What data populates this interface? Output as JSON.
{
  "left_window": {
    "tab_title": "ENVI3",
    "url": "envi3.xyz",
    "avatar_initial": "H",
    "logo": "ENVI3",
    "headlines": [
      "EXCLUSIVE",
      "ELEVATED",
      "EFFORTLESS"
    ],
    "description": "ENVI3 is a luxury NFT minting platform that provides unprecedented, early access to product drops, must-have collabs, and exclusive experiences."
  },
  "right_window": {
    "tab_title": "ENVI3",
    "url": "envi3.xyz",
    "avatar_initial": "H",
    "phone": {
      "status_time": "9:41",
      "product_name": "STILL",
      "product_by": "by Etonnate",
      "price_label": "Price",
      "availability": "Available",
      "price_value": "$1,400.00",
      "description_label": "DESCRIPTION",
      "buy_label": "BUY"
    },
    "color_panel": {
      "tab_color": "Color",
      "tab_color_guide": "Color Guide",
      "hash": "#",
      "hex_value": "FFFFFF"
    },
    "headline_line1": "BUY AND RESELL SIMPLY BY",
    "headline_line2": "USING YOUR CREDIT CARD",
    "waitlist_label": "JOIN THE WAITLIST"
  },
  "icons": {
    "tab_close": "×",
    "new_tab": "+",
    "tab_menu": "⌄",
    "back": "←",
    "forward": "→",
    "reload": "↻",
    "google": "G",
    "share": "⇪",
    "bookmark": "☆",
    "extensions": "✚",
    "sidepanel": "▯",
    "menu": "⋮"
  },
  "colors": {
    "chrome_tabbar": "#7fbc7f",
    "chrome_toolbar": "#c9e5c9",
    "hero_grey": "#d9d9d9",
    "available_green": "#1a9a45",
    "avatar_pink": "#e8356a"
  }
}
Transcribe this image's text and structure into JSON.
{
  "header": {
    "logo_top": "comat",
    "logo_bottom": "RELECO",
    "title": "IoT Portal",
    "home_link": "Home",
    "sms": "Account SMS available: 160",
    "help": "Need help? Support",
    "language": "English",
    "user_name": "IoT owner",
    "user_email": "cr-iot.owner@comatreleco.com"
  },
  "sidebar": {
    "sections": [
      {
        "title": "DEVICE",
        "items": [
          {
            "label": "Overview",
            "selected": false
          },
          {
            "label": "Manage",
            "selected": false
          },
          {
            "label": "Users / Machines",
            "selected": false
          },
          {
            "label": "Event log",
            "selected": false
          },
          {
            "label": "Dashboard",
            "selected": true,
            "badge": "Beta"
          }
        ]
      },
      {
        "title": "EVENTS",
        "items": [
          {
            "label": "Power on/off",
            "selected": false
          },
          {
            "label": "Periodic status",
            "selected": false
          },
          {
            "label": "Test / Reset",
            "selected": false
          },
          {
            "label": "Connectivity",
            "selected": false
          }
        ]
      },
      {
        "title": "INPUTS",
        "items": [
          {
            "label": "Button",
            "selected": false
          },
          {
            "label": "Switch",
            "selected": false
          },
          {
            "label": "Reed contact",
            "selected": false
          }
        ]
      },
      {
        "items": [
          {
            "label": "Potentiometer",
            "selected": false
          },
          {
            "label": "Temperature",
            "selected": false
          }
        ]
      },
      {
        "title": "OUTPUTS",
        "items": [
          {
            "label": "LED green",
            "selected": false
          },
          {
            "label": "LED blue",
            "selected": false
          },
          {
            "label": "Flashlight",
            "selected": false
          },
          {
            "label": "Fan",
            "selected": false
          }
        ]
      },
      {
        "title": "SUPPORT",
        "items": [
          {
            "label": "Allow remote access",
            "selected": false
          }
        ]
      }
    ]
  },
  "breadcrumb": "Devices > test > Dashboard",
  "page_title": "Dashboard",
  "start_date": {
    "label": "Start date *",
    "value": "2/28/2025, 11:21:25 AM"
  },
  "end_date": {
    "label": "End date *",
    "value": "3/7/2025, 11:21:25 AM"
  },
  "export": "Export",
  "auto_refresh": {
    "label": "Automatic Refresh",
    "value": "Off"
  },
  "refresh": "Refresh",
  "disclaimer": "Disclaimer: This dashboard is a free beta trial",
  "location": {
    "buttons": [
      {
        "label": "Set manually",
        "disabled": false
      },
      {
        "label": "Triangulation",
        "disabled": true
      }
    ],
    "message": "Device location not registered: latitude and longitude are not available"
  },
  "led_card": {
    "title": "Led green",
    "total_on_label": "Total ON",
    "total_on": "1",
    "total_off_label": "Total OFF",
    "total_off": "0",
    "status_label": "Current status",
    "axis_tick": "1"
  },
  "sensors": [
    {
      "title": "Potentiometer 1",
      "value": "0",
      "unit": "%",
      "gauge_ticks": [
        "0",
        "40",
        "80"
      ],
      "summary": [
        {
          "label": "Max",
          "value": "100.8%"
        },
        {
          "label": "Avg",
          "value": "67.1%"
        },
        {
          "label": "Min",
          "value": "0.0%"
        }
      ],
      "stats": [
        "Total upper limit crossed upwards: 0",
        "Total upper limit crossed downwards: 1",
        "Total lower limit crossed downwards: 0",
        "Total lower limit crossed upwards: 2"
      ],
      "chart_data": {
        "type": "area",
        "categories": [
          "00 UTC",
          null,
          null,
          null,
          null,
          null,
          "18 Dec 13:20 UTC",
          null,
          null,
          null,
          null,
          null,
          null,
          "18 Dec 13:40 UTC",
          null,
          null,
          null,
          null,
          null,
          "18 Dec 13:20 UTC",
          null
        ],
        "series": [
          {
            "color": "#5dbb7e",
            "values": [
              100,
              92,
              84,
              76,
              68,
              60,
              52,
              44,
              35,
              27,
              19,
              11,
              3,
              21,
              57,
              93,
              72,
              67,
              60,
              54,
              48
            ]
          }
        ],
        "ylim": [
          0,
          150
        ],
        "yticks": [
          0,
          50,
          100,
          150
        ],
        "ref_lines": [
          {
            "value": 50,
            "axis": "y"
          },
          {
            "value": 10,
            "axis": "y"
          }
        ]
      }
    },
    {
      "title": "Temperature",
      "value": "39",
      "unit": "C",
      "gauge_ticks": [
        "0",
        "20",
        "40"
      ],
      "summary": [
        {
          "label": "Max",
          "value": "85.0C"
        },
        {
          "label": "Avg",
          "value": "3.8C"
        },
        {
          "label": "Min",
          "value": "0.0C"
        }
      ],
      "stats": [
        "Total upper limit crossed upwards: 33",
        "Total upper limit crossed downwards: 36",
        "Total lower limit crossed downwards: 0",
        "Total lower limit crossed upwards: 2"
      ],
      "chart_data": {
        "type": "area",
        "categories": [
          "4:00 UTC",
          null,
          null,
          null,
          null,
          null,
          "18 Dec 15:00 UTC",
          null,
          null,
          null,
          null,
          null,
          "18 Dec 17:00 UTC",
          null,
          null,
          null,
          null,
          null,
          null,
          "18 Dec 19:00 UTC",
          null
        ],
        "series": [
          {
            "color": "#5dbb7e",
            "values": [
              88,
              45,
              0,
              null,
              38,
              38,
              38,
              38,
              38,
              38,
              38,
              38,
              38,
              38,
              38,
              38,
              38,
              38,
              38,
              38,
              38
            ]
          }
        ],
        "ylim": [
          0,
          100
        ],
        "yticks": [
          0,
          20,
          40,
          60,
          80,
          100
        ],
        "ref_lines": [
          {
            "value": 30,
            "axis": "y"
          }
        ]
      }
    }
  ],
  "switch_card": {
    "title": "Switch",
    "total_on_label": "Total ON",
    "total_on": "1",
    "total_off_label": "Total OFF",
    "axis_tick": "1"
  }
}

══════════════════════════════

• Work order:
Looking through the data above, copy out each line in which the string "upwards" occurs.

• Result of this task:
        "Total upper limit crossed upwards: 0",
        "Total lower limit crossed upwards: 2"
        "Total upper limit crossed upwards: 33",
        "Total lower limit crossed upwards: 2"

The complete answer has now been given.